[WORK TASK] Leave every picture out. Set down all the lines below exactly.

[SUPPLIED RECORDS]
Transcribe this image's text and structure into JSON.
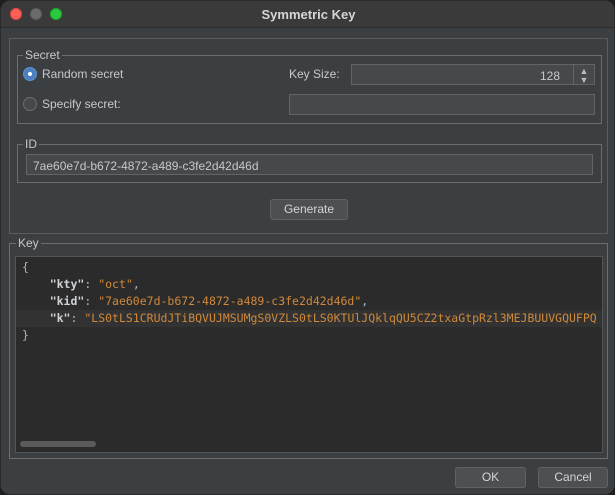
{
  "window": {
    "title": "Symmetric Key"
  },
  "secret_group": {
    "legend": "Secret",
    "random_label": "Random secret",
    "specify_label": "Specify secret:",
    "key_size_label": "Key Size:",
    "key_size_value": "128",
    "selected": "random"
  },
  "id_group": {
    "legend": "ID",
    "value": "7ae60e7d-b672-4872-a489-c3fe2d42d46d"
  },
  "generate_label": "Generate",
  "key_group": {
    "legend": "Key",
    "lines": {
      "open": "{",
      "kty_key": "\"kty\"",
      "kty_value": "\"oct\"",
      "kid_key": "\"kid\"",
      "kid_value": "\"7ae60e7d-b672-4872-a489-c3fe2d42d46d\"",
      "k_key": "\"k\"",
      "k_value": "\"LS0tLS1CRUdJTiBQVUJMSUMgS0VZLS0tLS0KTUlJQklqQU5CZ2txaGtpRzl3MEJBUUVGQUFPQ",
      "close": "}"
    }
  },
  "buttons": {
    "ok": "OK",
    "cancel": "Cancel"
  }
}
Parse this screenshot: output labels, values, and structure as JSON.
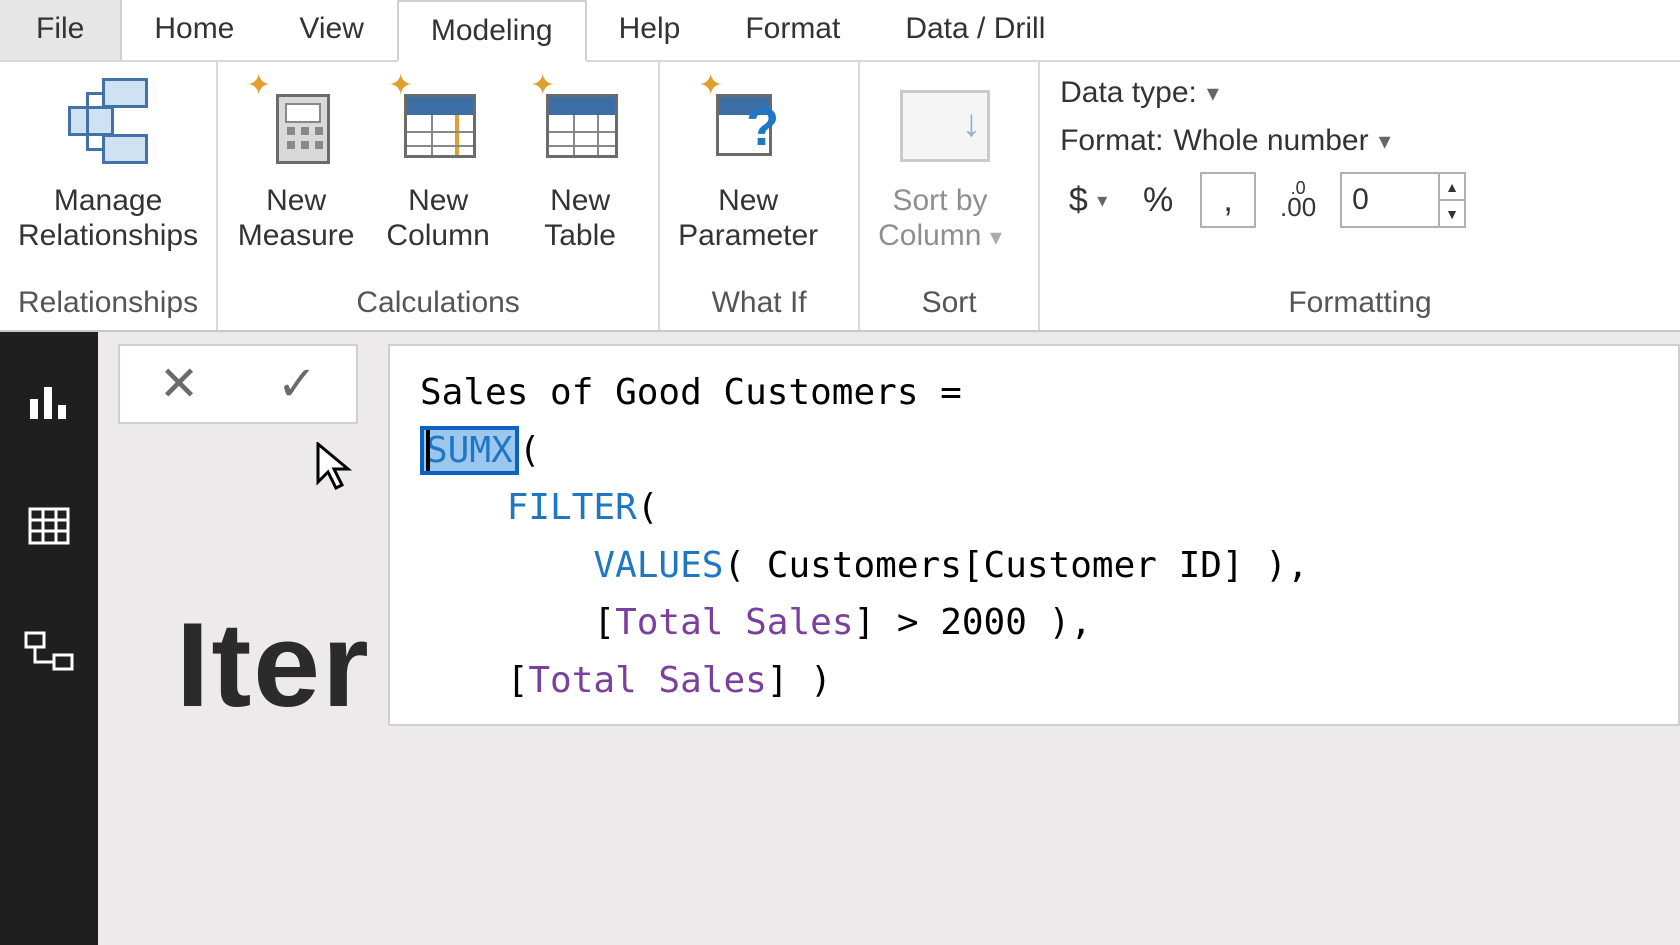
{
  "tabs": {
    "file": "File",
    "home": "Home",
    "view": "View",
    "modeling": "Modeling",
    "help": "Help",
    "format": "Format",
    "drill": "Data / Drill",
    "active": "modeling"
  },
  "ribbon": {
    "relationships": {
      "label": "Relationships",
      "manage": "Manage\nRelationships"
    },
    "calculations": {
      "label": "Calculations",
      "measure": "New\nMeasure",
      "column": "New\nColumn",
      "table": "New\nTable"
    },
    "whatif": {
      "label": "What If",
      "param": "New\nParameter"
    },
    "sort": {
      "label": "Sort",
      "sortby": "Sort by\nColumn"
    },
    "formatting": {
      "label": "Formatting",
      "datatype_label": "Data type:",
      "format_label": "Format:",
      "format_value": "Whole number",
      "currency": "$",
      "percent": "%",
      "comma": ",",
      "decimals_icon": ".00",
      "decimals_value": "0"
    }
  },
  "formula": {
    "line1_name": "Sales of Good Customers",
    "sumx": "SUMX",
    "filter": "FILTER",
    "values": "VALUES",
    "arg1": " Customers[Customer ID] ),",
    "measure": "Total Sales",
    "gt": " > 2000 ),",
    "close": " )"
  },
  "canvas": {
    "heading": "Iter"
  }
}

[ANSWER SECTION]
Transcribe this image's text and structure into JSON.
{
  "window": {
    "title": "Symmetric Key"
  },
  "secret_group": {
    "legend": "Secret",
    "random_label": "Random secret",
    "specify_label": "Specify secret:",
    "key_size_label": "Key Size:",
    "key_size_value": "128",
    "selected": "random"
  },
  "id_group": {
    "legend": "ID",
    "value": "7ae60e7d-b672-4872-a489-c3fe2d42d46d"
  },
  "generate_label": "Generate",
  "key_group": {
    "legend": "Key",
    "lines": {
      "open": "{",
      "kty_key": "\"kty\"",
      "kty_value": "\"oct\"",
      "kid_key": "\"kid\"",
      "kid_value": "\"7ae60e7d-b672-4872-a489-c3fe2d42d46d\"",
      "k_key": "\"k\"",
      "k_value": "\"LS0tLS1CRUdJTiBQVUJMSUMgS0VZLS0tLS0KTUlJQklqQU5CZ2txaGtpRzl3MEJBUUVGQUFPQ",
      "close": "}"
    }
  },
  "buttons": {
    "ok": "OK",
    "cancel": "Cancel"
  }
}
Parse this screenshot: output labels, values, and structure as JSON.
{
  "tabs": {
    "file": "File",
    "home": "Home",
    "view": "View",
    "modeling": "Modeling",
    "help": "Help",
    "format": "Format",
    "drill": "Data / Drill",
    "active": "modeling"
  },
  "ribbon": {
    "relationships": {
      "label": "Relationships",
      "manage": "Manage\nRelationships"
    },
    "calculations": {
      "label": "Calculations",
      "measure": "New\nMeasure",
      "column": "New\nColumn",
      "table": "New\nTable"
    },
    "whatif": {
      "label": "What If",
      "param": "New\nParameter"
    },
    "sort": {
      "label": "Sort",
      "sortby": "Sort by\nColumn"
    },
    "formatting": {
      "label": "Formatting",
      "datatype_label": "Data type:",
      "format_label": "Format:",
      "format_value": "Whole number",
      "currency": "$",
      "percent": "%",
      "comma": ",",
      "decimals_icon": ".00",
      "decimals_value": "0"
    }
  },
  "formula": {
    "line1_name": "Sales of Good Customers",
    "sumx": "SUMX",
    "filter": "FILTER",
    "values": "VALUES",
    "arg1": " Customers[Customer ID] ),",
    "measure": "Total Sales",
    "gt": " > 2000 ),",
    "close": " )"
  },
  "canvas": {
    "heading": "Iter"
  }
}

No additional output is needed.